_ACTION ITEM_
Your answer should hold each line of the material that contains the word "false".

_MATERIALS PROVIDED_
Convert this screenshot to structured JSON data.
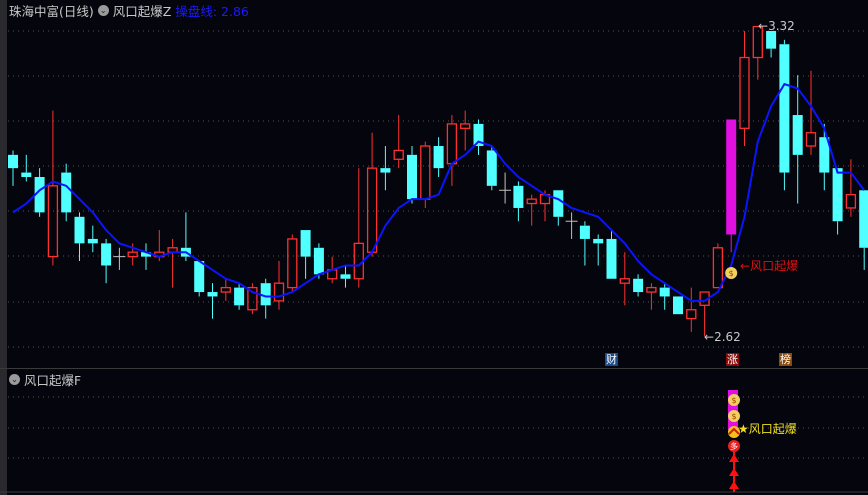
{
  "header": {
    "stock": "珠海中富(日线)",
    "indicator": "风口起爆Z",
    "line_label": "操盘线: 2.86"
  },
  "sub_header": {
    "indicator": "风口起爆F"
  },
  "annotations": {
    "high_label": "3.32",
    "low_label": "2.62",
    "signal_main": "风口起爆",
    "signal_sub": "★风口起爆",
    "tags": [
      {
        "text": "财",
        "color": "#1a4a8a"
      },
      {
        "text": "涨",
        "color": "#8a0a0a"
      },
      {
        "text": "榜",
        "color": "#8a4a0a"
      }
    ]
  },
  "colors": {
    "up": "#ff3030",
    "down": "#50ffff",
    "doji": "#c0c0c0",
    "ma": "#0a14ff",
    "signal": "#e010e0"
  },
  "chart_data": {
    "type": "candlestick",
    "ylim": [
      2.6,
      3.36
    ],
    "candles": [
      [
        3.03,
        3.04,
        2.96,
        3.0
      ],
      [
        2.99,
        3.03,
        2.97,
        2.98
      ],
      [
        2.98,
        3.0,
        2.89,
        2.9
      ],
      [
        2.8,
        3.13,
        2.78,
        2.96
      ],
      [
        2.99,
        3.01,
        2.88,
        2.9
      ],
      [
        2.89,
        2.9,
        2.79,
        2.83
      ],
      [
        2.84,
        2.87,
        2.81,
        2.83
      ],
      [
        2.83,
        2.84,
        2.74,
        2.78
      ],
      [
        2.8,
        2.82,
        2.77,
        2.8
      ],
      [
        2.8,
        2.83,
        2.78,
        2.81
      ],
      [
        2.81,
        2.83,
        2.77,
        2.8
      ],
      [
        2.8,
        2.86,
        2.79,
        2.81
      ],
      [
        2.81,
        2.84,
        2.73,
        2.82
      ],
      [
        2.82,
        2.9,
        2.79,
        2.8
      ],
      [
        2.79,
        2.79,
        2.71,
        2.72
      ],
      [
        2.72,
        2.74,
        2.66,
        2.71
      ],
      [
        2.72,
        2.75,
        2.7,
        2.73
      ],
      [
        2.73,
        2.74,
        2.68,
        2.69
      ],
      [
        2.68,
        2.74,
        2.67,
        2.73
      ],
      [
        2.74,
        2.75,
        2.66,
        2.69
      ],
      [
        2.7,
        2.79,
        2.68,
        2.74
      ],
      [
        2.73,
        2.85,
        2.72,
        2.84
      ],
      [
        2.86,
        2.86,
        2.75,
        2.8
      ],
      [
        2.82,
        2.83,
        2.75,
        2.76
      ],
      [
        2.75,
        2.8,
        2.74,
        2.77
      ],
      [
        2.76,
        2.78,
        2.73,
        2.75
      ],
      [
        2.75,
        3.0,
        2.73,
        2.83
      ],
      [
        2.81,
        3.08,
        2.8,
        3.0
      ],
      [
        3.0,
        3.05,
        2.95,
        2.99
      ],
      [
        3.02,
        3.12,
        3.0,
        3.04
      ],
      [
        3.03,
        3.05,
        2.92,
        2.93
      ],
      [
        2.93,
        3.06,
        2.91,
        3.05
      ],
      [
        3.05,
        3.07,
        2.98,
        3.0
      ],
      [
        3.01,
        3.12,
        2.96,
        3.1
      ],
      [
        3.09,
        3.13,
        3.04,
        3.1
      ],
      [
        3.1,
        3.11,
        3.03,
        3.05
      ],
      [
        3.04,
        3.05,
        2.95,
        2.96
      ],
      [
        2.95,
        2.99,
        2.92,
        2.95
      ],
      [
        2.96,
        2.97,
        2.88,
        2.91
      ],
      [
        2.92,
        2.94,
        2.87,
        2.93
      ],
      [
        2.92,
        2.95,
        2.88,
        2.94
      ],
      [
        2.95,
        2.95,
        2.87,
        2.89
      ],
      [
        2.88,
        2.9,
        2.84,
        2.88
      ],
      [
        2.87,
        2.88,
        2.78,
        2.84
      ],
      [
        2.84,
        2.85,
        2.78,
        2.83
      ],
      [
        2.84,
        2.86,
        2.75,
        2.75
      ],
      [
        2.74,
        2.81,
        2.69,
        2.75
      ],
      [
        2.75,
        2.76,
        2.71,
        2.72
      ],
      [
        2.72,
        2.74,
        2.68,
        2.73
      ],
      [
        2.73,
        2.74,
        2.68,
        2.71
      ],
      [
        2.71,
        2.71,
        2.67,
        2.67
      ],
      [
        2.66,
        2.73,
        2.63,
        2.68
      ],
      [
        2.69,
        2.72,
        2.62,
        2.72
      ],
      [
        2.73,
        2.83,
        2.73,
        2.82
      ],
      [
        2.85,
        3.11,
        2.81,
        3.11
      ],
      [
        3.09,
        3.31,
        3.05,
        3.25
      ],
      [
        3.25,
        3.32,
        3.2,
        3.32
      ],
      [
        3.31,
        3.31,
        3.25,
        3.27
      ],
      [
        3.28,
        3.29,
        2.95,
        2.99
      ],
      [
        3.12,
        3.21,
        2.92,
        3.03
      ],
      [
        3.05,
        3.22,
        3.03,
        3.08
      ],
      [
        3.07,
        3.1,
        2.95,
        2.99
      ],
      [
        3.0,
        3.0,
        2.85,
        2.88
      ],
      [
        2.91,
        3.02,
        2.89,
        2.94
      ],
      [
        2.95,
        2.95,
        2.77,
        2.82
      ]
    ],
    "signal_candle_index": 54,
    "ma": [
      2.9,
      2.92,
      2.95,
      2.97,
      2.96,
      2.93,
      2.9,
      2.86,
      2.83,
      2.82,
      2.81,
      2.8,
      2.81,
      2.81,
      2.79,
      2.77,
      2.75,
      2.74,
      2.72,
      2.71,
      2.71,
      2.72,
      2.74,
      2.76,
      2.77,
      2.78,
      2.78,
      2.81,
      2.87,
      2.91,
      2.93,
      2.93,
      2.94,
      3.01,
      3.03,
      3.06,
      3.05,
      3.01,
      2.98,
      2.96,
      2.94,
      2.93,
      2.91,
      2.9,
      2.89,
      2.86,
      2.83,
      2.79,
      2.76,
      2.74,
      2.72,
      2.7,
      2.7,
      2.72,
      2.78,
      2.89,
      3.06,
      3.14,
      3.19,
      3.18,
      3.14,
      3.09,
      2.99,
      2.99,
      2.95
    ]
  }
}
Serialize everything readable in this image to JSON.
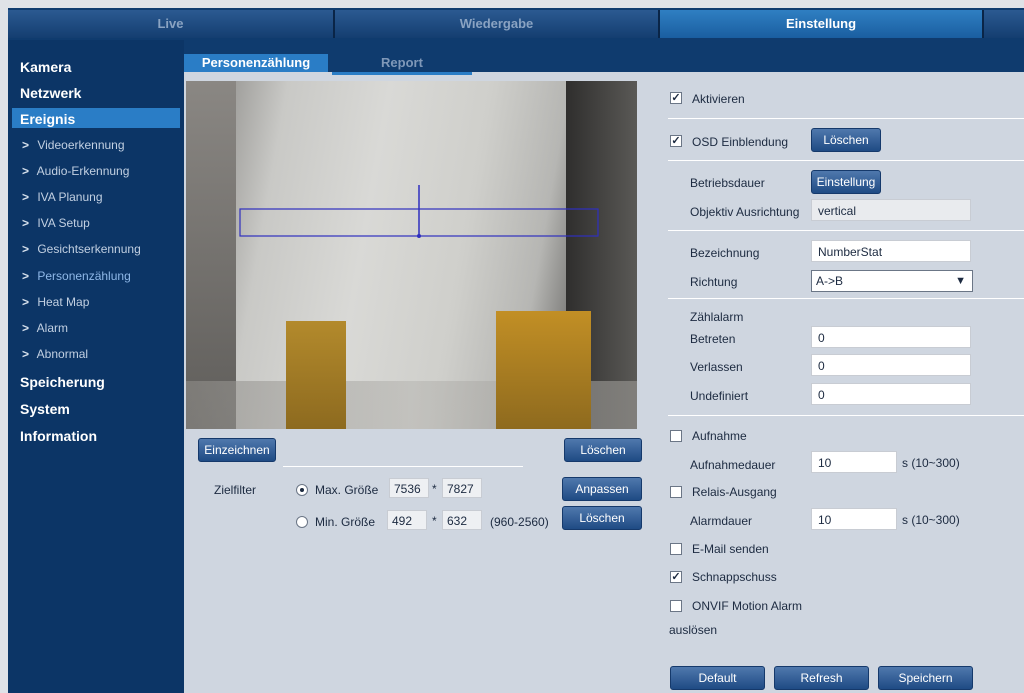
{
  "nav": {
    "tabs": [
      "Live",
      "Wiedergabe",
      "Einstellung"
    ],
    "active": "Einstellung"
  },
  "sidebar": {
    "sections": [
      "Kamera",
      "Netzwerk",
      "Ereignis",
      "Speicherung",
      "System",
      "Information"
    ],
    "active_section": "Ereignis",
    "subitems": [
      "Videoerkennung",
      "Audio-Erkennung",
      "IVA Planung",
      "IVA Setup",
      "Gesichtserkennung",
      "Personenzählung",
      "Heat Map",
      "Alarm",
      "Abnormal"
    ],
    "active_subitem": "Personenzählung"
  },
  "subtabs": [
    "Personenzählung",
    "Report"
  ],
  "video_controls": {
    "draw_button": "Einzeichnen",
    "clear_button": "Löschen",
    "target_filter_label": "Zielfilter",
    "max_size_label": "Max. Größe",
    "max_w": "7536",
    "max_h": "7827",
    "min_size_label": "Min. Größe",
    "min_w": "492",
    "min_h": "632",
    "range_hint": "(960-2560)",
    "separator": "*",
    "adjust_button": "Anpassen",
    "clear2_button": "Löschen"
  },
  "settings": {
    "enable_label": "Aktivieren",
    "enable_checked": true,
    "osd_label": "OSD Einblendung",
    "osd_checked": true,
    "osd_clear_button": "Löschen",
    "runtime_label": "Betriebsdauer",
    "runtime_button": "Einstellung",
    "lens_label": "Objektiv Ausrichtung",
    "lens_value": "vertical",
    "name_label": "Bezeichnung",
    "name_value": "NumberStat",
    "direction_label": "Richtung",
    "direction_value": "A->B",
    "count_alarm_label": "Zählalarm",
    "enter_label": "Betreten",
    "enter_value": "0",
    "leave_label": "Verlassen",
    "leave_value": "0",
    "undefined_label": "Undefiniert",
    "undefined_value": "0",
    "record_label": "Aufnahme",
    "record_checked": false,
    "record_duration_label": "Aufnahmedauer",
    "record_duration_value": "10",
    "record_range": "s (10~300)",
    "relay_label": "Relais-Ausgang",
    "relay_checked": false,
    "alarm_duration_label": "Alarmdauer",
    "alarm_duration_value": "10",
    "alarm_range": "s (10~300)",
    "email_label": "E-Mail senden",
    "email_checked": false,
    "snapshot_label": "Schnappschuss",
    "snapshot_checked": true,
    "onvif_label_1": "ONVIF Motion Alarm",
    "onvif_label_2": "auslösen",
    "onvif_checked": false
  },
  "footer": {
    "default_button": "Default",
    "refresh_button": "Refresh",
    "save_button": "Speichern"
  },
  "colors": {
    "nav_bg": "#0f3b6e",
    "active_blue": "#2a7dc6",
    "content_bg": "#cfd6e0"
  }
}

_SOLUTION FOR THIS EXERCISE_
    "record_checked": false,
    "relay_checked": false,
    "email_checked": false,
    "onvif_checked": false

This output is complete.